Collection: Ten O'Clock News
Date Created: 09/07/1977
Description: Exteriors of South Boston High School. South Boston environs. Large graffiti in crosswalk “Winegar [sic] we don't want you.” Black students stream off bus, walk toward front entrance. Jerome Wynegar stands by. Plainclothes US marshals with armbands and walkie-talkies. Police keep press photographers behind line.
Collection: Ten O'Clock News
Date Created: 09/08/1976
Description: South Boston environs. Graffiti written in large white letters on G Street reads, "Go home, Jerome. You failed." (Graffiti refers to South Boston High School Headmaster Jerome Wynegar.) African American and white members of a girls' softball team stand on the steps outside of South Boston High School. A few school officials, police officers and others, including Eric Van Loon (attorney for the plaintiffs, Morgan v. Hennigan), are gathered on the steps of the school. Police are stationed along G Street as school buses pull up in front of the school. African American students exit the school and board the buses. The softball team boards a bus parked in front of the steps to the school. The buses depart.

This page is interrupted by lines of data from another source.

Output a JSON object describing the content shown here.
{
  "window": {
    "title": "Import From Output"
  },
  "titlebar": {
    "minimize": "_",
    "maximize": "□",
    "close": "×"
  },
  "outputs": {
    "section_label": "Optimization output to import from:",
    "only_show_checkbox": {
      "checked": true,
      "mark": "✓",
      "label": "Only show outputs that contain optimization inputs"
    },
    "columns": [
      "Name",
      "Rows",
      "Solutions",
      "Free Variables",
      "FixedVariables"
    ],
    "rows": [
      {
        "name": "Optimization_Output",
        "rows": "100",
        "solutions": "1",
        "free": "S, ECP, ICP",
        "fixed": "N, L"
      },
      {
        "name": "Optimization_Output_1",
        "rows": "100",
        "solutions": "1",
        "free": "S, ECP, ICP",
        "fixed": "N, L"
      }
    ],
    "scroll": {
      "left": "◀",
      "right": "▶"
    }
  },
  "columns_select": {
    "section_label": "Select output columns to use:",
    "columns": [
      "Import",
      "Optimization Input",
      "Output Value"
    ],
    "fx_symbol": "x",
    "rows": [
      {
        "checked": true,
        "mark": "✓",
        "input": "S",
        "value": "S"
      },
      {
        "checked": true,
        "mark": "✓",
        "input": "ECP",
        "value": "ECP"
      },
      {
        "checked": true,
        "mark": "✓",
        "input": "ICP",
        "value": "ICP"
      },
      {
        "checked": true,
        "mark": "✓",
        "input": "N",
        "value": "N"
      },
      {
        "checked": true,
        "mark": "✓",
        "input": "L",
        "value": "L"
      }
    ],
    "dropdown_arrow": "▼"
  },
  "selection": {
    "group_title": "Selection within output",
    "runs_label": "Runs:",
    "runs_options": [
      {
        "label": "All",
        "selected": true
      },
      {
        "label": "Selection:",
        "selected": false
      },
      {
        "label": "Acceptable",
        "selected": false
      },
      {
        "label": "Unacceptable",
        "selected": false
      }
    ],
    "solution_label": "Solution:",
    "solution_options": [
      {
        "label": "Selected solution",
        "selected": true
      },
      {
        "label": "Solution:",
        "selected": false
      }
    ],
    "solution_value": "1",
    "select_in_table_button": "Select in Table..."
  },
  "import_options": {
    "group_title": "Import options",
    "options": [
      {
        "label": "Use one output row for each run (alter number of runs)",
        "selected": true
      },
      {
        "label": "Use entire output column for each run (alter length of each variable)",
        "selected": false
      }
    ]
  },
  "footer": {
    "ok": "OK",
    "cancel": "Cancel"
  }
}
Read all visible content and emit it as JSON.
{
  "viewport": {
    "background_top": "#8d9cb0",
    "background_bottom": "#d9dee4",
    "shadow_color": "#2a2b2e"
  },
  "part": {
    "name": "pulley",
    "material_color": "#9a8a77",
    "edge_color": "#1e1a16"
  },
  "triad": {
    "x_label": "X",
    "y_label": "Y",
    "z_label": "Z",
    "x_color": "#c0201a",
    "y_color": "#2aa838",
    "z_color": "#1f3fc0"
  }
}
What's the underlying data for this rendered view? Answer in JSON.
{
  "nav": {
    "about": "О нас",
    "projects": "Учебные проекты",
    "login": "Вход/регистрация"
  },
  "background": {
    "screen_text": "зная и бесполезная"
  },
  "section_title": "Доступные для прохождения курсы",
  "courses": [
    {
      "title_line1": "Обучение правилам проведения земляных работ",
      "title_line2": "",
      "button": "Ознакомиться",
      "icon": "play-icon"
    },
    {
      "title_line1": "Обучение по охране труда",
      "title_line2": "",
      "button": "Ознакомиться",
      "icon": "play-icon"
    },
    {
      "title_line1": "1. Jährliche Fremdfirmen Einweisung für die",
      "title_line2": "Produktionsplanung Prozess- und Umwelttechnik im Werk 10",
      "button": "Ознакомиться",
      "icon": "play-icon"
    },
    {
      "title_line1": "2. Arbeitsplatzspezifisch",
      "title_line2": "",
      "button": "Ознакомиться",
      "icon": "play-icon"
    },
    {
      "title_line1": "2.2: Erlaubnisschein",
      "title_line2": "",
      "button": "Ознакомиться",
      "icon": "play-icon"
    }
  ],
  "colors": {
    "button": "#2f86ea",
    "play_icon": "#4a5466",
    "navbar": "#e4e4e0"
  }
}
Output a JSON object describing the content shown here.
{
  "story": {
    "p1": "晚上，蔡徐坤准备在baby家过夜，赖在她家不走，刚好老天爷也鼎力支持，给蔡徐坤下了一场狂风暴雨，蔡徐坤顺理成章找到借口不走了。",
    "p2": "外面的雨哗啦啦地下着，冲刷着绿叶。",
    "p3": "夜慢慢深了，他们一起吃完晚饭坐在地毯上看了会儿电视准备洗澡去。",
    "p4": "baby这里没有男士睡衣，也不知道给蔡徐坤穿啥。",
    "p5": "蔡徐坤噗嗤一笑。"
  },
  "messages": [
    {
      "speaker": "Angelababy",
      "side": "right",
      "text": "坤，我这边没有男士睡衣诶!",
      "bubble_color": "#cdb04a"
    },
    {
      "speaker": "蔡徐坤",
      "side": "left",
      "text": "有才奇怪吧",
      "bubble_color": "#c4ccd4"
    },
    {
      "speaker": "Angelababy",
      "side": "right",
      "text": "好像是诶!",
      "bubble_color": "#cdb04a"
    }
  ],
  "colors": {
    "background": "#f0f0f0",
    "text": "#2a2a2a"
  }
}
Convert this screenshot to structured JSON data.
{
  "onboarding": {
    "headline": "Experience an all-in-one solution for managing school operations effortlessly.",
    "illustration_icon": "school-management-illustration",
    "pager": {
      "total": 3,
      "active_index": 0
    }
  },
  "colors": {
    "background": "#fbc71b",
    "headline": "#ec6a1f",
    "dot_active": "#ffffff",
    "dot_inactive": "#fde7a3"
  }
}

0:00:31: Visual: Shots of East 6th Street in South Boston. Boston harbor is visible in the distance. Boston Police Department trucks are parked on G Street in front of South Boston High School. Graffiti in large white letters on the pavement of G Street reads, "Go home Jerome. You failed." (Graffiti refers to South Boston High School Headmaster Jerome Wynegar.) Police are gathered in groups along G Street. 0:02:28: V: A police cruiser with flashing lights leads two yellow school buses up East 6th Street. The buses head toward the high school, directed by a police officer. African American and white members of a girls softball team are gathered on the steps of the high school. Police officers, other students and school officials are also on the steps. Eric Van Loon (attorney for the plaintiffs, Morgan v. Hennigan) stands on the steps, talking to an African American woman and two African American men. 0:04:01: V: A bus is parked in front of the steps of the high school. The softball players board the bus. A group of African American students exit the school and walk toward the school buses parked in front of the school. Two police officers seated on their motorcycles observe the scene. African American students continue to board the buses. A few white students are gathered on the steps of the high school. Police officers direct the school buses in front of the school to depart. The buses travel down G Street, followed by a police motorcycle. Members of the media record the departure of the buses. The bus carrying the softball team departs. The girls wave goodbye. 0:07:01: V: Two police officers confer in the school yard of the high school. Massachusetts State Police officers board a Massachusetts State Police bus in the school yard.
Collection: Ten O'Clock News
Date Created: 05/12/1977
Description: State and Boston police and US marshals outside South Boston High School. Black students get off buses. Headmaster Jerome Wynegar. Girls in parochial school uniforms walk by. More black students get off buses, walk up to school. Police on motorcycles escort empty buses away from school. Mass of white students wait at iron fence. TV cameramen and news photographers stand by. Girl wearing Southie sweatshirt. White students are allowed to enter school.
Collection: Ten O'Clock News
Date Created: 09/13/1976